Ransomware is a type of malicious software that infects computer systems, making them inaccessible to users until a sum of money is paid.
In the case of last Friday’s WannaCry attack – named after the harmful worm used to infect computers – victims were told to pay between $300 and $600 if they wanted to regain access to their files.
Officials always advise against the payment of ransoms to cybercriminals – even if it means that important data could be permanently destroyed.
‘No More Ransom’ – an online tool developed by EU policing agency Europol – says on its website that complying with cybercriminals “does not guarantee a solution to the problem”.
It adds that paying a ransom proves that ransomware is an effective way to extort money: “As a result, cybercriminals will continue their activity and look for new ways to exploit systems that result in more infections and more money on their accounts.”
Despite the official advice, most business owners on the receiving end of such an attack have paid a ransom to regain access to their computer systems.
A recent survey of 600 business leaders by IBM Security found that seven in 10 companies have handed over a ransom to cybercriminals.

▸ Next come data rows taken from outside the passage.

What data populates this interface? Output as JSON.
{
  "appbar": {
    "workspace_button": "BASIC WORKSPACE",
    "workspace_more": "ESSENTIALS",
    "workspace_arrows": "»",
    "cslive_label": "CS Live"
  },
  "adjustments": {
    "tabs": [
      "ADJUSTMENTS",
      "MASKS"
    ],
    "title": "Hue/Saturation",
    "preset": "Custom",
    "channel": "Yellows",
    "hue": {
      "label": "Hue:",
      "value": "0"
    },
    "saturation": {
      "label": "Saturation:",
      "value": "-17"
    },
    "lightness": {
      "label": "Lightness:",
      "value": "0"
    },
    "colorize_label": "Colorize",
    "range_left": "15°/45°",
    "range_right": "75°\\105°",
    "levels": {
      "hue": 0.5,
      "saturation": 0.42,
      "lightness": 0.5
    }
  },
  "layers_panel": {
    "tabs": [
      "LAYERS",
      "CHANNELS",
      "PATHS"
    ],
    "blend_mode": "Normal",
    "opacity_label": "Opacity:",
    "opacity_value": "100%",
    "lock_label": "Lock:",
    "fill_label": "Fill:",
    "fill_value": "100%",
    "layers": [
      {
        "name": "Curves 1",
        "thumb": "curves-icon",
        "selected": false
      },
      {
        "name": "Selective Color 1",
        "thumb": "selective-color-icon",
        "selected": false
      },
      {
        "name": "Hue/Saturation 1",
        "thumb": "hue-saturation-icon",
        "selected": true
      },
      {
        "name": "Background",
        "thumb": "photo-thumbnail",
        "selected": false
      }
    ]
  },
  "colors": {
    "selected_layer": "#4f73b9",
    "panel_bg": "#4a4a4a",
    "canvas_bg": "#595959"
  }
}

The same survey found that execs would be willing to pay tens of thousands of dollars to recover particularly sensitive data such as financial records, customers records and business plans.
With that in mind, we’re asking Fora readers this week: Would you pay a ransomware demand?